RUN TIME: 1HR 52MIN
|MARIA JOÃO MAYER|
It’s 2011. Jorge is an ex-boxer, a casualty of the European troika bailout measures imposed on his country. He has a Brazilian ex-wife, Susana (Mariana Nunes), who wants little to do with him. Jorge and Susana have a child, Nelson (David Semedo), and to his father, the child is a form of salvation.
Hoping to improve his situation, Jorge accepts a job as a debt collector for one of the countless agencies who’ve bought the debts of regular Portuguese people who defaulted on their loans because their wages or income was reduced or they were laid off. He accompanies two men from the agency and basically needs to look tough and menacing, which is a piece of cake for a former pugilist. But then he’s instructed to rough up a man who owns a fruit and vegetable transportation business who’s promised to pay several times but still hasn’t. Jorge can’t go through with it.
Written by Martins and Ricardo Adolfo, the screenplay gives some subtle hints to his motivation: Jorge is self-aware enough to realise that if he didn’t have the debt collection job, he might be in the same situation as those he needs to rough up.
Nuno Lopes is the standout in this film, his roughly-hewn physicality embodying Jorge’s personal suffering. Lopes began boxing training two years before production began on the film.
According to Martins: “This boxer character was a kind of gateway to talk about this degraded standard of living. When I started investigating boxers (very often from a very low social class), I discovered that many of them were working in debt collection companies. And that's where I found the starting point of the film's story.”
Martins weaves in documentary elements, small moments in which real people can be heard discussing their financial and professional problems, to enhance his drama. The vivid soundscape also ensures that every punch lands with an audible blow.

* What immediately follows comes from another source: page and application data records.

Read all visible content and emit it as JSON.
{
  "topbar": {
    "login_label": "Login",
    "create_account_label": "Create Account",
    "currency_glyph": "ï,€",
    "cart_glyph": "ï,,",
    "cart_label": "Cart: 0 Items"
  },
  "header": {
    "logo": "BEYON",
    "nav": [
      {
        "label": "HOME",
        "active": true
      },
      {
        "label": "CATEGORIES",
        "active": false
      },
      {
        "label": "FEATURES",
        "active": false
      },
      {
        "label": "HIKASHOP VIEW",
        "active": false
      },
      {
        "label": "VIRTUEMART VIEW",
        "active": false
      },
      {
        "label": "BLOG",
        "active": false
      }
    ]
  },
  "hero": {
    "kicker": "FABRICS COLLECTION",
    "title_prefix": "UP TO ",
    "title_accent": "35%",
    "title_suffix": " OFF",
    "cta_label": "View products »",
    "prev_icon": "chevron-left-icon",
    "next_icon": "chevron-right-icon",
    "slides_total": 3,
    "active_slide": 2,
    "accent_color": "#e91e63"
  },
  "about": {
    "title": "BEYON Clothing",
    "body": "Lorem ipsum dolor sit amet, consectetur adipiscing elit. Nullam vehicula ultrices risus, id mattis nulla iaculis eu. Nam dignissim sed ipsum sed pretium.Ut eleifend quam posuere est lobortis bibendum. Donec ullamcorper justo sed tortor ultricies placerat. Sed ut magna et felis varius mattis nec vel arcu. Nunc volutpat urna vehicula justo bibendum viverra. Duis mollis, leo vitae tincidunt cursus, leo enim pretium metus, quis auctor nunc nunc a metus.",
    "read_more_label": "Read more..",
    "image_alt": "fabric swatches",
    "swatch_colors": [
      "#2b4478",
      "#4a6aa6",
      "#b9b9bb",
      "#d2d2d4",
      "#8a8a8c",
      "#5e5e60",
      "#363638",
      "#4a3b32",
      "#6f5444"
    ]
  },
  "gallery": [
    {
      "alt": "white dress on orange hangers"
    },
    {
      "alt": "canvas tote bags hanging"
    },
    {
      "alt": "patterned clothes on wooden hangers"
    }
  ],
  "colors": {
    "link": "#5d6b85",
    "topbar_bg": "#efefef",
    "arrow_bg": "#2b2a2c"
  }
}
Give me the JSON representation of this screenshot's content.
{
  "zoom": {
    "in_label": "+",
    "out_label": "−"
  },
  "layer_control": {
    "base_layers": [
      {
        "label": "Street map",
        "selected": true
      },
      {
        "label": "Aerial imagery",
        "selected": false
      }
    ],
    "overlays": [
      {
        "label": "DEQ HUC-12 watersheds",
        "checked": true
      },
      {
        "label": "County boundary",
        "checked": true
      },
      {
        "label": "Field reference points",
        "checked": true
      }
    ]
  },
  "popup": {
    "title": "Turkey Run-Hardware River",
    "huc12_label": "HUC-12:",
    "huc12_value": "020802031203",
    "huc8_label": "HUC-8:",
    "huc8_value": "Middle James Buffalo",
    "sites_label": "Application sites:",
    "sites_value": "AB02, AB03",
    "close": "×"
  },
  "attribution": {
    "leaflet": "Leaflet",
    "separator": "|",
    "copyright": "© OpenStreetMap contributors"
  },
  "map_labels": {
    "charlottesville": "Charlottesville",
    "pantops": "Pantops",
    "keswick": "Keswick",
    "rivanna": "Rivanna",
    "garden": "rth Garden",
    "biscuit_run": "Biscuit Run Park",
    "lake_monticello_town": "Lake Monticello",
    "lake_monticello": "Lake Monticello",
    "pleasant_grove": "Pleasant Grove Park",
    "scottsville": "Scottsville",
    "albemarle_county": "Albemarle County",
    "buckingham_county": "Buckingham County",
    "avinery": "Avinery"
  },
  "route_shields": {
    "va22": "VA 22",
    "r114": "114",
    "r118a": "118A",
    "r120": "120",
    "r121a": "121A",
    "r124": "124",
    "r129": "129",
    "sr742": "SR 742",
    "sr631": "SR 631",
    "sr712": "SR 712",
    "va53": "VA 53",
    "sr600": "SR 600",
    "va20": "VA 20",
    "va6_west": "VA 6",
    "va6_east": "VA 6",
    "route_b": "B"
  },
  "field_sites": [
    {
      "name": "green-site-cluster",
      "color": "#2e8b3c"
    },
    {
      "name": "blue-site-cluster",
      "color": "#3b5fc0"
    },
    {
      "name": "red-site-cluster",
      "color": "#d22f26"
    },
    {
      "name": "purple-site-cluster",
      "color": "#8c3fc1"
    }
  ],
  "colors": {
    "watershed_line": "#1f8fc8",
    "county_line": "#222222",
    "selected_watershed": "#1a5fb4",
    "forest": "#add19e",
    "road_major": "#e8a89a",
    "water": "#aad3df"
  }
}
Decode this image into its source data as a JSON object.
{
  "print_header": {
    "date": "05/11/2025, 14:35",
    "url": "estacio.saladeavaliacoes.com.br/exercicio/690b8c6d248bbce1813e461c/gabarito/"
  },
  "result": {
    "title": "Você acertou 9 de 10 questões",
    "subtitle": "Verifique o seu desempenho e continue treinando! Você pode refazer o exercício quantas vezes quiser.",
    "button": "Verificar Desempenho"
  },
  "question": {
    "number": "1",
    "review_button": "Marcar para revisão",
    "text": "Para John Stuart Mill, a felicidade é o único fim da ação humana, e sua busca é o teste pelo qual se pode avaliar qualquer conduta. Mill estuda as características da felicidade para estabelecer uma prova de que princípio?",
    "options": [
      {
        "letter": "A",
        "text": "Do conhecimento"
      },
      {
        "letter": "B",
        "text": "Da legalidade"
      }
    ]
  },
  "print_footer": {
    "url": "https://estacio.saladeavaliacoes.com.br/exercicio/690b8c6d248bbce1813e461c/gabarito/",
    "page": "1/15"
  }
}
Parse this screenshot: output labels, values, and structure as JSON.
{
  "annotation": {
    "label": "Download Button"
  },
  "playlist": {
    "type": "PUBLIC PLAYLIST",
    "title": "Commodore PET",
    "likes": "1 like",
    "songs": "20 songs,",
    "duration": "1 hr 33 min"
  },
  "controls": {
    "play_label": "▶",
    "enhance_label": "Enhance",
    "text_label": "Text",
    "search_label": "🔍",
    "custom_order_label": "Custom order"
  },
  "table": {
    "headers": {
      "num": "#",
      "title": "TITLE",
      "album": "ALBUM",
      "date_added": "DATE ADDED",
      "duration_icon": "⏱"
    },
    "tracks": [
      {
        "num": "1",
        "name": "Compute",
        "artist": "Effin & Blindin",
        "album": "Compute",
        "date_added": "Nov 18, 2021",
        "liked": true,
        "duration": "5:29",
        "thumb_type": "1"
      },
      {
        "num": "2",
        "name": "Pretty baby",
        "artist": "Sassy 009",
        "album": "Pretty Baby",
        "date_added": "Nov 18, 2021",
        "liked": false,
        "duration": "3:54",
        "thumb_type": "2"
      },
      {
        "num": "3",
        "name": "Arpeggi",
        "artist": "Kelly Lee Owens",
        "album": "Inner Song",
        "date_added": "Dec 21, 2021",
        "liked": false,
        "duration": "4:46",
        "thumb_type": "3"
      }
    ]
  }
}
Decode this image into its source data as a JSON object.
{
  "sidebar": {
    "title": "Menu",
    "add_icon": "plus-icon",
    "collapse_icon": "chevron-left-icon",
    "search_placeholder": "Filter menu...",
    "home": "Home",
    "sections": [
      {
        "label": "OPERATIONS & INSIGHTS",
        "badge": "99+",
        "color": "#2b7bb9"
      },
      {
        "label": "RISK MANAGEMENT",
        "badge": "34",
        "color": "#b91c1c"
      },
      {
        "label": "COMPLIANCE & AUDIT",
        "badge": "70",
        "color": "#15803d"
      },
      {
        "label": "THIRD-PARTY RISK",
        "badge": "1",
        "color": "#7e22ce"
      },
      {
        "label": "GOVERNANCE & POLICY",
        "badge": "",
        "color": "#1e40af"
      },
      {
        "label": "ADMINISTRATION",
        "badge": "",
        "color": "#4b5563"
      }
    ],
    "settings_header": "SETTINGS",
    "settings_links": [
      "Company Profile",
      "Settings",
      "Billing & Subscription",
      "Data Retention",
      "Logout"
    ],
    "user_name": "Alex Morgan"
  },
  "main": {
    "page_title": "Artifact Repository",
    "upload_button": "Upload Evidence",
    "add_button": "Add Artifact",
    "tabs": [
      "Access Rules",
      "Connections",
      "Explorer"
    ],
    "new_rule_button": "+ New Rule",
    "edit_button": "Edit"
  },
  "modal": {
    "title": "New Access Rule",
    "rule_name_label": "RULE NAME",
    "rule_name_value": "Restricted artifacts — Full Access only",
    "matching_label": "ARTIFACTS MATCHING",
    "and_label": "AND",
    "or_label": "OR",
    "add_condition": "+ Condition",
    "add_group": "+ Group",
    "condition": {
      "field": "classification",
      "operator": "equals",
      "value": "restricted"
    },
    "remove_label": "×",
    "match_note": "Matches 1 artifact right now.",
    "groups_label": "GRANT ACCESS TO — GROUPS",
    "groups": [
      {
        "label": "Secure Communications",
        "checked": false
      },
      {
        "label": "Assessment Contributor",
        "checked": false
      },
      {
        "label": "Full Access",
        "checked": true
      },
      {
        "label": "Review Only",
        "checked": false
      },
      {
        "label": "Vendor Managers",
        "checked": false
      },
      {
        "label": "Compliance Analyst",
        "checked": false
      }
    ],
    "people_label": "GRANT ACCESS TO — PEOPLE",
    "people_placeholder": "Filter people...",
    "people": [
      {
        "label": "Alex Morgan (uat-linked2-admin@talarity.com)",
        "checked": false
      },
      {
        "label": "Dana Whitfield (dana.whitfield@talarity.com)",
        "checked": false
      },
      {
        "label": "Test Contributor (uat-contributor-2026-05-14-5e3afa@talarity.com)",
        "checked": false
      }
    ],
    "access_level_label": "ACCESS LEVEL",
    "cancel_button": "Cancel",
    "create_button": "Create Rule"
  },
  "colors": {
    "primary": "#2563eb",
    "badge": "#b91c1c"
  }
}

David Semedo turns in a notable performance as Jorge’s son but Nuno Lopes is the standout in this film, his roughly-hewn physicality embodying Jorge’s personal suffering. Lopes began boxing training two years before production began on the film, then up to six hours a day in the final six months. It’s partially due to his performance and sheer presence that the material, which occasionally sinks into predictability, remains gripping.